{11:1} Then all Israel gathered themselves to David unto Hebron,
saying, Behold, we [are] thy bone and thy flesh.

{11:2} And moreover in time past, even when Saul was king, thou [wast] he that leddest out and broughtest in Israel: and the LORD thy God said unto thee, Thou shalt feed my people Israel, and thou shalt be ruler over my people Israel, and thou shalt be ruler over my people Israel.

{11:3} Therefore came all the elders of Israel to the king to Hebron; and David made a covenant with them in Hebron before the LORD; and they anointed David king over Israel, according to the word of the LORD by Samuel.

{11:4} And David and all Israel went to Jerusalem, which [is] Jebus;
where the Jebusites [were,] the inhabitants of the land.

{11:5} And the inhabitants of Jebus said to David, Thou shalt not come hither. Nevertheless David took the castle of Zion, which [is] the city of David.

{11:6} And David said, Whosoever smiteth the Jebusites first
shall be chief and captain.
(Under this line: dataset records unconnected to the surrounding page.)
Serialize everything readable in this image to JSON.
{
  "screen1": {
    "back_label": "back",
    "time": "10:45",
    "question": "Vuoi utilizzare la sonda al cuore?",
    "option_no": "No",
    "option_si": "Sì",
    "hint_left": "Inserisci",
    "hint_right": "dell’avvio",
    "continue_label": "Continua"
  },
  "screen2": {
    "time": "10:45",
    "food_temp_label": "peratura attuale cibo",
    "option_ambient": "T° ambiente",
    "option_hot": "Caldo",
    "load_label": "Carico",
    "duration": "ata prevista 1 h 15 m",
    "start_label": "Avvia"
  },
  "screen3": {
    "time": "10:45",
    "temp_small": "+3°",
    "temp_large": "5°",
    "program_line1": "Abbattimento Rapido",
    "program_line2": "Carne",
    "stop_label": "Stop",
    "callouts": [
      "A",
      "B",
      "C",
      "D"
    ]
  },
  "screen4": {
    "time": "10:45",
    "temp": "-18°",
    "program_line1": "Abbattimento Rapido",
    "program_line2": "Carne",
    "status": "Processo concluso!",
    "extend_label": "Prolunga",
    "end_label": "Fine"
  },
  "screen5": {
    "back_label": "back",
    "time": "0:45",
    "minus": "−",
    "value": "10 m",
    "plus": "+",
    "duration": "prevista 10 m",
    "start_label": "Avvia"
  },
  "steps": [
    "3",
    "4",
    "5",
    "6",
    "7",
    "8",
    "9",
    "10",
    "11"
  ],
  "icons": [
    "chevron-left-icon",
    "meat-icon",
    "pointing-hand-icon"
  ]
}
So Joab the son of Zeruiah went first up,
and was chief.

{11:7} And David dwelt in the castle; therefore they called it the city of David.
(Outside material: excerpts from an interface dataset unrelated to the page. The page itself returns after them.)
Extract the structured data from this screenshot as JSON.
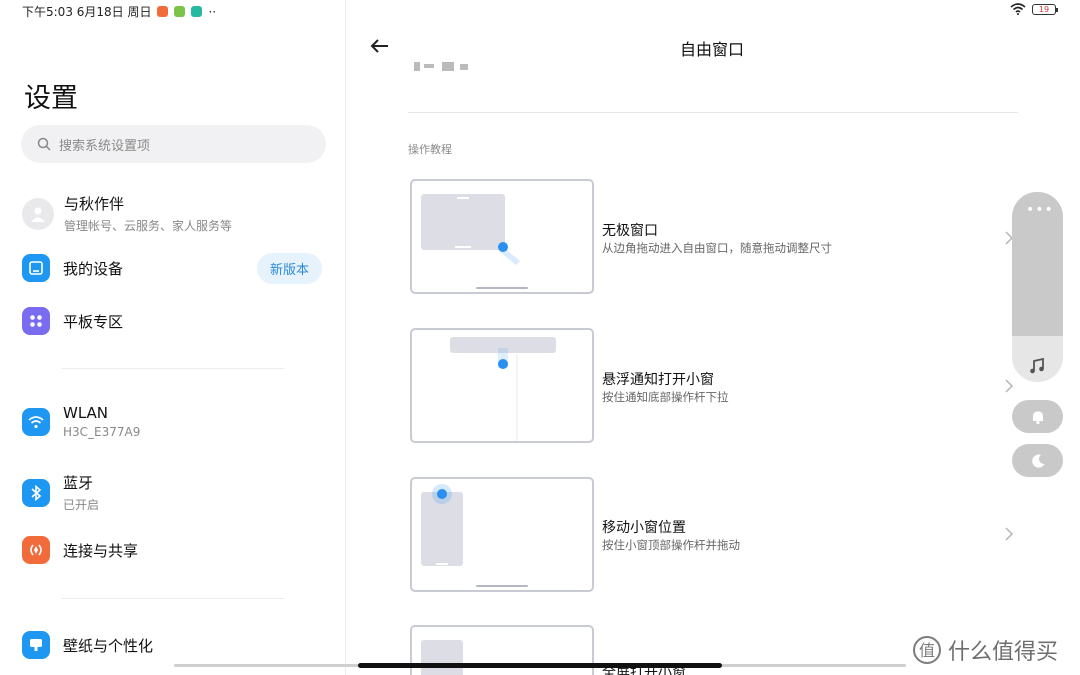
{
  "status_bar": {
    "time_date": "下午5:03 6月18日 周日",
    "overflow": "··",
    "battery": "19",
    "app_colors": [
      "#f26b3a",
      "#7cc34a",
      "#26b8a2"
    ]
  },
  "left": {
    "title": "设置",
    "search_placeholder": "搜索系统设置项",
    "account": {
      "name": "与秋作伴",
      "sub": "管理帐号、云服务、家人服务等"
    },
    "items": [
      {
        "label": "我的设备",
        "badge": "新版本",
        "icon": "device-icon",
        "color": "#1e97f3"
      },
      {
        "label": "平板专区",
        "icon": "grid-icon",
        "color": "#7a6cf0"
      },
      {
        "label": "WLAN",
        "sub": "H3C_E377A9",
        "icon": "wifi-icon",
        "color": "#1e97f3"
      },
      {
        "label": "蓝牙",
        "sub": "已开启",
        "icon": "bluetooth-icon",
        "color": "#1e97f3"
      },
      {
        "label": "连接与共享",
        "icon": "share-icon",
        "color": "#f26b3a"
      },
      {
        "label": "壁纸与个性化",
        "icon": "wallpaper-icon",
        "color": "#1e97f3"
      }
    ]
  },
  "right": {
    "title": "自由窗口",
    "section": "操作教程",
    "tutorials": [
      {
        "title": "无极窗口",
        "sub": "从边角拖动进入自由窗口，随意拖动调整尺寸"
      },
      {
        "title": "悬浮通知打开小窗",
        "sub": "按住通知底部操作杆下拉"
      },
      {
        "title": "移动小窗位置",
        "sub": "按住小窗顶部操作杆并拖动"
      },
      {
        "title": "全屏打开小窗"
      }
    ]
  },
  "watermark": "什么值得买",
  "colors": {
    "accent": "#2b8ff0",
    "card_border": "#c8cad4"
  }
}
{11:8} And he built the city round about, even from Millo round about: and Joab repaired the rest of the city (see http://en.wikipedia.org/wiki/Millo for explanation on Millo)

{11:9} So David waxed greater and greater: for the LORD of hosts [was] with him.

Following is the reported story:

Last week, a member of the Kfar Etzion Field School in the Eztion Bloc of Jewish communities stumbled across an ancient ornate pillar as he descended into a cave in the Judean hills.

The pillar and its attached capital clearly belonged to a royal structure, and local archaeologists said it certainly dated back to the times of the Judean kings, if not David himself.

The undisturbed nature of the find suggested that a large part of the ancient palace was probably buried intact beneath where the pillar was found.

“We appear to have a complete castle here,” Kfar Etzion Field School Director Yaron Rosental told the newspaper. “Those who lived here after it did not know of its existence and thus, instead of using its stones to build a new building as was the usual practice, left it intact.”

But, when Rosental contacted Israel’s Antiquities Authority, he was harshly rebuffed and told to “keep [his] mouth shut” about the find.

The Antiquities Authority later confirmed to Makor Rishon that the find exists, and had actually been first discovered last year, but that present political sensitivities prevent archaeologist from exploring the site at this time.

It was pointed out that the find is located in territory claimed by the Palestinian Authority. Uncovering a major and even unprecedented archaeological site that solidifies the ancient Jewish presence in and control of these lands could upset the peace process.